I just finished watching a lamentably pan-and-scanned version of Copying Beethoven on Netflix. This movie made my ears prick up when it was released five or so years ago, because I'm a Beethoven fiend, but lackluster reviews placed it on my Eternal Backburner.
Having finally seen it, I can say that it is very tastefully directed. I mean that in the most insulting possible sense. That's not to say it's a bad movie, exactly. It's just tasteful in that dull Oscar-bait way. As I was watching it, watching the extremely competent cinematography and the yeoman set design and costume work and highly professional acting, I wondered to myself, "why is this not cinema? What is going on here, directorially, to keep it mediocre?" And I'm not sure. It's really rather a well-made film. It just can't get out from under its own Mirimax-ness, its own late-November-Oscar-Movie-ness. Which is a pity because Ed Harris embodies Beethoven better than I thought he would, bringing coarse vulgarity, brute physicality, and childlike enthusiasm to the role. He is a better, more rounded Beethoven than Immortal Beloved's Gary Oldman, though the latter more precisely resembles the famous stormy portraits. The shaggy middle-aged uncouth artist is hardly a new trope (think Nick Nolte in New York Stories), but here and there I saw moments where I imagined, yes, that is probably just what Beethoven looked like walking down the street or crouching over his piano with a weird ear-horn on his head. So I cherish that. Because, as I said, I'm a Beethoven fiend.

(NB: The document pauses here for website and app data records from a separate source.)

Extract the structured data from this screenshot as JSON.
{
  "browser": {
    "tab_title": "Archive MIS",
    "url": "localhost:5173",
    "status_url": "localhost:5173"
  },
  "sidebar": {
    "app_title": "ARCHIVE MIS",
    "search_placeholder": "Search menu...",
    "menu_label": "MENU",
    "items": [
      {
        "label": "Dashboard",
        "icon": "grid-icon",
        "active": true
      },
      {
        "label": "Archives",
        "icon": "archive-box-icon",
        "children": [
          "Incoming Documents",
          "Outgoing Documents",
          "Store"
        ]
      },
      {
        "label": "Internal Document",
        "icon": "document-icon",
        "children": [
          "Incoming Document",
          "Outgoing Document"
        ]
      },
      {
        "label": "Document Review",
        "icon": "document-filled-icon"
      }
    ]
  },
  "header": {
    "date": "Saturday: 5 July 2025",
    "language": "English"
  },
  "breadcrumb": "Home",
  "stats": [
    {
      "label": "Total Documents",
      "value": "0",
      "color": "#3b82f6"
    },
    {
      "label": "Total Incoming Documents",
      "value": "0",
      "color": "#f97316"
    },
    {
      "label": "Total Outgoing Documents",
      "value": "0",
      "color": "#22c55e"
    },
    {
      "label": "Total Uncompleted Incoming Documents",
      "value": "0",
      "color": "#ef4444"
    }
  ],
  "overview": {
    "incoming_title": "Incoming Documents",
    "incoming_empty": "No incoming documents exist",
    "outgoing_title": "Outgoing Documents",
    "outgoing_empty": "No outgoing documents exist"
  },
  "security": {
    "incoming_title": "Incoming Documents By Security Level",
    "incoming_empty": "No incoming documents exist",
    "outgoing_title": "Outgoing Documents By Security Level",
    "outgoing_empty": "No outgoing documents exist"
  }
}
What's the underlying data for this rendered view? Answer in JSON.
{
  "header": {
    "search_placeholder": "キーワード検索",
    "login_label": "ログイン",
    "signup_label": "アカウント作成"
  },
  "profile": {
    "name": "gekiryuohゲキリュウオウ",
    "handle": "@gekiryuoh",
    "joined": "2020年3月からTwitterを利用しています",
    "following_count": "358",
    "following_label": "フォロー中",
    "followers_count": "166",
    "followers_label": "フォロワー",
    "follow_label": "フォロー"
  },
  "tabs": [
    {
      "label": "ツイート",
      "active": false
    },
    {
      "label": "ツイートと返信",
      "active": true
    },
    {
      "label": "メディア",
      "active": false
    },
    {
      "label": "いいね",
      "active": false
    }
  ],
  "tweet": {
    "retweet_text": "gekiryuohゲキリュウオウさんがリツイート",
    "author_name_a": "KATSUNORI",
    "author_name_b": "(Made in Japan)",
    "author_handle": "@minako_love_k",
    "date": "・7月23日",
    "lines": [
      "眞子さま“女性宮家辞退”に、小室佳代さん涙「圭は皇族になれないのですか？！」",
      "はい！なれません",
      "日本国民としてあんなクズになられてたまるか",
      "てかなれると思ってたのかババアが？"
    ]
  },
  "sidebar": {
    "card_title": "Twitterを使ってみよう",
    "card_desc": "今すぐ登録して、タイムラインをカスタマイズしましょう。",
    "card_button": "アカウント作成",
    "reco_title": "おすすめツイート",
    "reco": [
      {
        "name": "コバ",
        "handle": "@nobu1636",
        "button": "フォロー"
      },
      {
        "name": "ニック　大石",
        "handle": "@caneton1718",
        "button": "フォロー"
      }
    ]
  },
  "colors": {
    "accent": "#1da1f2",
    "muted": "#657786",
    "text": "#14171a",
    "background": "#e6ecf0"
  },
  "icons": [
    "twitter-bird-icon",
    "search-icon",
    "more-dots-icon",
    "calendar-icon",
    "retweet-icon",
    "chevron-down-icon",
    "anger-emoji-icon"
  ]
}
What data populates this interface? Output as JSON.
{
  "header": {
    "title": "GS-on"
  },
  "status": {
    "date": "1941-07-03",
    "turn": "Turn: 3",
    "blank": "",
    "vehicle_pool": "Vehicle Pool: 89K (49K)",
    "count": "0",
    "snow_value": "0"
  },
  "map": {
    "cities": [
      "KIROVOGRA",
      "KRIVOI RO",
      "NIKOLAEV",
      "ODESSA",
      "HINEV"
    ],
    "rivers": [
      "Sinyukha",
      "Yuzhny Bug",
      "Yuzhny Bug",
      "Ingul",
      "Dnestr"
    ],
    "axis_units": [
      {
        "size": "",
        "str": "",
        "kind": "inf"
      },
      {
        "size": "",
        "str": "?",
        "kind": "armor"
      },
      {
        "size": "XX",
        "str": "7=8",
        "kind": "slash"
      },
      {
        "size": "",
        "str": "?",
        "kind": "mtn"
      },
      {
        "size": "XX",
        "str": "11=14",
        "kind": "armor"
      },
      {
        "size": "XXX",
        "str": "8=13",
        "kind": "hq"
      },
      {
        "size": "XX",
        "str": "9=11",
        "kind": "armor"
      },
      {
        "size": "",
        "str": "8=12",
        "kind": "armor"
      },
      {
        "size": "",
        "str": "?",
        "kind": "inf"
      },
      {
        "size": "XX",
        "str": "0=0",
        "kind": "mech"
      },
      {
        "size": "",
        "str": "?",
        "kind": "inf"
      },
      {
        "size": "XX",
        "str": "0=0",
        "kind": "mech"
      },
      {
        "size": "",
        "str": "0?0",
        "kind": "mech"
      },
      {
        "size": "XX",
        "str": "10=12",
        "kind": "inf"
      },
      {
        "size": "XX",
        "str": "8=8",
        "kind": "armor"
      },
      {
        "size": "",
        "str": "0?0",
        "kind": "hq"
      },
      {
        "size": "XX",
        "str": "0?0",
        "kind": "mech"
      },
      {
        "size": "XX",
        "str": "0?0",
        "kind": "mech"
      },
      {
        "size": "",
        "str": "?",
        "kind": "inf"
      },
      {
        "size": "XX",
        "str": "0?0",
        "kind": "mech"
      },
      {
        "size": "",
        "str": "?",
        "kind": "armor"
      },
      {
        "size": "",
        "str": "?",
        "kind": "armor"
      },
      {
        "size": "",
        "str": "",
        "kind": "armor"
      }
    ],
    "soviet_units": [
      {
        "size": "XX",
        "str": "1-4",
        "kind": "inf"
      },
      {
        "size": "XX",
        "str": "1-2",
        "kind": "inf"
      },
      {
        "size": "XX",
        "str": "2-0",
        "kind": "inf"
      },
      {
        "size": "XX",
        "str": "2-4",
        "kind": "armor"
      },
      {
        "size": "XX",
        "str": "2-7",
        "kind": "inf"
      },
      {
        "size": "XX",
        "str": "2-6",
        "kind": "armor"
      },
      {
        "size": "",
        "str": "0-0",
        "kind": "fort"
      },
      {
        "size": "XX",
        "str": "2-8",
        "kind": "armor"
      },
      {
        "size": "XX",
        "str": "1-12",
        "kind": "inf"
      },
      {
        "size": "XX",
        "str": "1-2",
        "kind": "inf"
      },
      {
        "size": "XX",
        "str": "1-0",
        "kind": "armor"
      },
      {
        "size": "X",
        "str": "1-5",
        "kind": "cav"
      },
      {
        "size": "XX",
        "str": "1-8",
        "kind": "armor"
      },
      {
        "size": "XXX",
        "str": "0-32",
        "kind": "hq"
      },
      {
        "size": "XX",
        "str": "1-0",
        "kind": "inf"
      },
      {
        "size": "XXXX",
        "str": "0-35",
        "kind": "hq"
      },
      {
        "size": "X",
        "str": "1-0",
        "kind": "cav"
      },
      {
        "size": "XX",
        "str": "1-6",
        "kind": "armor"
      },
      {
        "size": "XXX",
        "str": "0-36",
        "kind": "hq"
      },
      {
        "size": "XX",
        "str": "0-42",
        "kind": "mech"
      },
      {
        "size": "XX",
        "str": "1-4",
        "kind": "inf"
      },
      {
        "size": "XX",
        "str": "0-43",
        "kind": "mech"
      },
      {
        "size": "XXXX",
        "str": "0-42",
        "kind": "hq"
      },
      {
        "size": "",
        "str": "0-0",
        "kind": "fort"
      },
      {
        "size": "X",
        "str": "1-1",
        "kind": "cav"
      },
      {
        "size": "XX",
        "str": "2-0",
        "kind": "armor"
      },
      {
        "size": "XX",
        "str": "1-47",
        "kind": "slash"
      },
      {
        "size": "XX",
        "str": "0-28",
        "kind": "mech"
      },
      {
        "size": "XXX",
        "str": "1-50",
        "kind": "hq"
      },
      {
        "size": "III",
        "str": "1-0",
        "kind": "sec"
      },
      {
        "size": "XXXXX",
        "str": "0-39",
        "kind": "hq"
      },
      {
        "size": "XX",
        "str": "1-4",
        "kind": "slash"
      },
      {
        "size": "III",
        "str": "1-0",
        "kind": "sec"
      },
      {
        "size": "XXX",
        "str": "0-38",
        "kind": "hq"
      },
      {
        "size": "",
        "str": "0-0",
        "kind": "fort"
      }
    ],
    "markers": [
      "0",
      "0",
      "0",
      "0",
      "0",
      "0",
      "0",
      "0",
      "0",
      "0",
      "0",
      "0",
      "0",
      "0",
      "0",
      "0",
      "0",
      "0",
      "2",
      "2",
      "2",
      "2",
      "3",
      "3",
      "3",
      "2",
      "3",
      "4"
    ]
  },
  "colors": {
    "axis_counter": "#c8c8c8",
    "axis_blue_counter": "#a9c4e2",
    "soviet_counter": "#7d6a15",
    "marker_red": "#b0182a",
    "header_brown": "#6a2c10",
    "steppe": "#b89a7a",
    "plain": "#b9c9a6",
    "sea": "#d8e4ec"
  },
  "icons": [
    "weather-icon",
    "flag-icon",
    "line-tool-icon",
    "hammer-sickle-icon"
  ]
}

But on the blu-ray player to my left, on the bigscreen, simultaneously, was John Huston's The Treasure of the Sierra Madre. And I swiveled back and forth between these two movies, thinking 'cinema - not cinema' and then questioning that thought. Do I respect the Huston more simply because I was told, growing up, that I ought to? But here's the thing about it: it's written visually in a way that Copying Beethoven, for all its staid competence, is not. The shots in Sierra Madre hardly ever require the assistance of audio to make narrative sense -- it works as a silent almost as well as it works as a talkie. And there's a rough-hewn, engraven quality to that imagery; certain stills might have been pulled out of a Durer sketchbook, if Durer had ever gone to Mexico. Look at the shot in which Bogart, having gone mad with lust of wealth, tries to fall asleep all alone in camp and is overtaken by foregrounded flames that with supreme obviousness signify Hell. The bright paranoiac gleam in Bogie's eyes, set against the dark grime of his face, burns itself into your consciousness by its very unreality. Fred C. Dobbs is a caricature, but a supreme caricature; we ridicule that dialogue, that tone of voice, to this day, because we can't divest ourselves of it. Yes, the flames are incredibly on-the-nose, but what of it? You remember them; and, as Harold Blum once praised Tolstoy's 'Hadji Murad' for its 'finely obvious' quality, I feel justified in doing the same for Sierra Madre.
Copying Beethoven ends with a shot of heroine Diane Kruger -- Beethoven's copyist, natch -- walking into a magic-hour meadow in a shot that might have been taken in 1978 and directed by Terence Malick. So there's that. For the rest, it's not really a movie you need to see unless you're a Beethoven fiend or an Ed Harris fiend. Being both myself, I don't regret the ninety minutes spent.